Many organizations are grappling with how to manage the copious amounts of information they generate. But regardless of the system they choose for content management, it has to be easy for users to access and publish, according to one industry analyst.
“”If you’re not enabling these people, you
don’t have effective content management,”” says Matthew Berk, senior analyst with Jupiter Research in New York.
This situation is fuelled by the fact that content is playing an increasingly important role.
“”Content is the definition of what we used to call data and information,”” says Berk. In the early days, he says, content management meant Web content management, but since pure Web companies are disappearing, he says, the phrase “”enterprise content management”” is being pushed by vendors because enterprises have money.

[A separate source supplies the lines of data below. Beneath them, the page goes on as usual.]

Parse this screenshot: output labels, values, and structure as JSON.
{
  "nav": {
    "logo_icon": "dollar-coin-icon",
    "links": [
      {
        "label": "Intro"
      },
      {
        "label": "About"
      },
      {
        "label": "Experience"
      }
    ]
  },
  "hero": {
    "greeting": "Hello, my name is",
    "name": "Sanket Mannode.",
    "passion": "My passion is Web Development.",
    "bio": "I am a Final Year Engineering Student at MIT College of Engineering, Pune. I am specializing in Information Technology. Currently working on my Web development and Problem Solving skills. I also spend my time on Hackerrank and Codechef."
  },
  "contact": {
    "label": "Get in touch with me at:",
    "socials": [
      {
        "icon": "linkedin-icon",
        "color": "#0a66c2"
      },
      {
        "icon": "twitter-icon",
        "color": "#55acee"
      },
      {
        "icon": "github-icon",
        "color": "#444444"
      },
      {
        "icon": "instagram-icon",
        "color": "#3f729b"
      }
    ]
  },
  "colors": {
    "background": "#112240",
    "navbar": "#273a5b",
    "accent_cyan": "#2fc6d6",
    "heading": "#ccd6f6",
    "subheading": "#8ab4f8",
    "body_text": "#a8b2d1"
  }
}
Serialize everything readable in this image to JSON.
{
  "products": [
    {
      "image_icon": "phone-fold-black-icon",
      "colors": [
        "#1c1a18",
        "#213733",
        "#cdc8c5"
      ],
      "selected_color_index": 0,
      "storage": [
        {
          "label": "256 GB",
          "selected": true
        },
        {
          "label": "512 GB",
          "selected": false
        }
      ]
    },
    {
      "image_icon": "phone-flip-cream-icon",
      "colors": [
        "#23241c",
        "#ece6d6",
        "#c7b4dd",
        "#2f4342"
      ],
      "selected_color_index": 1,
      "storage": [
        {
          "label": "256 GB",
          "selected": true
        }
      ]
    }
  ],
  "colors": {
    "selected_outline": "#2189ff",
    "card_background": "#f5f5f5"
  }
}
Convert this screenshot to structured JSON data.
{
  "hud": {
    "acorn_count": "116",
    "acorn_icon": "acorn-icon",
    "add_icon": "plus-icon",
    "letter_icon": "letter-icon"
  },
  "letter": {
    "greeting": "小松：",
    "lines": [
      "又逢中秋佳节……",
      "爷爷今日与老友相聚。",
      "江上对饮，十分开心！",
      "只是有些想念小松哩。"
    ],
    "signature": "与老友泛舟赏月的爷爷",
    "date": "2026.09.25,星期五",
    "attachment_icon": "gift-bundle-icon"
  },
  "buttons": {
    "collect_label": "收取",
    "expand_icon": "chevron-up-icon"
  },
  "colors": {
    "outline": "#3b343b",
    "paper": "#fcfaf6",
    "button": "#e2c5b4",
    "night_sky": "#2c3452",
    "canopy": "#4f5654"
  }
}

Most organizations have different systems within the organization in silos as different groups and departments developed their own approach to dealing with information. Even an enterprise content management strategy would likely see these systems linked rather than one technology coming out on top, especially given that content can mean a Microsoft Word document, a Web page, a high resolution image or a video file.
Beyond the actual technology, notes Berk, different groups have their own ways of doing things. “”People have developed natural workflows,”” he says, and any system should replicate these natural workflows as much as possible. “”That to us is a pretty critical issue in supporting users.””
Content management can be broken down into three processes — create, organize and deliver, says Jim Murphy, senior research analyst with Boston-based AMR Research. “”Depending who you are you’re going to call these parts different things.”” Create could mean acquire or scan, he says, while organize might mean storing information in a database or perhaps applying meta data to an object. “”Deliver,”” says Murphy, “”might mean publishing to a Web site, it might mean syndicating to a partner.””
Ultimately, the goal of content management should be to make sure the average user can easily carry out these processes without having to turn to an IT person or a Webmaster, says Murphy.
Content management is not just about digging up static information and making it easier for everyone to access. Technology such as customer relationship management software is creating new, dynamic data that must be published to the average user and updated frequently and simply.
For the Bank of Montréal, it was an online e-procurement system that drove it to adopt a content management system to help it maintain a catalogue of more than 18,000 items from 15 suppliers the bank deals with on a regular basis.
“”Content management was identified as a significant issue if you’re going to deploy an electronic catalogue,”” says Steve Pare, e-procurement team leader at BMO. The bank selected a system from Requisite Technologies because it integrated with its Oracle software, he says.
The catalogue is currently available to three groups — 5,000 users — within BMO both in Canada and the U.S., and includes everything from office supplies to computer equipment. Users can browse and purchase supplies without a pile of paperwork and administration.
“”A couple of years ago the motivation for companies was to get a Web site up and running as quickly as possible,”” says AMR’s Murphy. “”There’s a difference in the focus now, where the portal market is going to be an influence. It’s about getting at information where it already is.
The portal market has been a driver in a way of understanding what content management is,”” he adds. “”Companies didn’t understand what content management was until they started having problems with their portal.””
Stikeman Elliott, an international business law firm based in Toronto, has deployed Hummingbird Corp.’s Enterprise Information Portal (EIP) to develop STELLA, which provides employees the ability to remotely access internal documents and share them throughout the organization. The firm has five offices in Canada and 380 lawyers worldwide, and each office has its own repository of information where various documents are saved — what would be described as document management, says Venky Srinivasan, director of technology. The Toronto office alone has more than one million documents.
Stikeman Elliott uses DOCSFusion as its document platform, but to share and publish the information throughout the organization, it uses Hummingbird EIP, says Srinivasan. All of the documents can be linked to via the portal and made easily accessible to all users. “”The ability for people to add their own content, to update the content and keep it current was the biggest criteria,”” he says.
The firm integrated a tool called eWebEdit Pro so each user could maintain and share content easily, says Srinivasan. The document is simply saved and a template is applied. “”It’s published immediately.””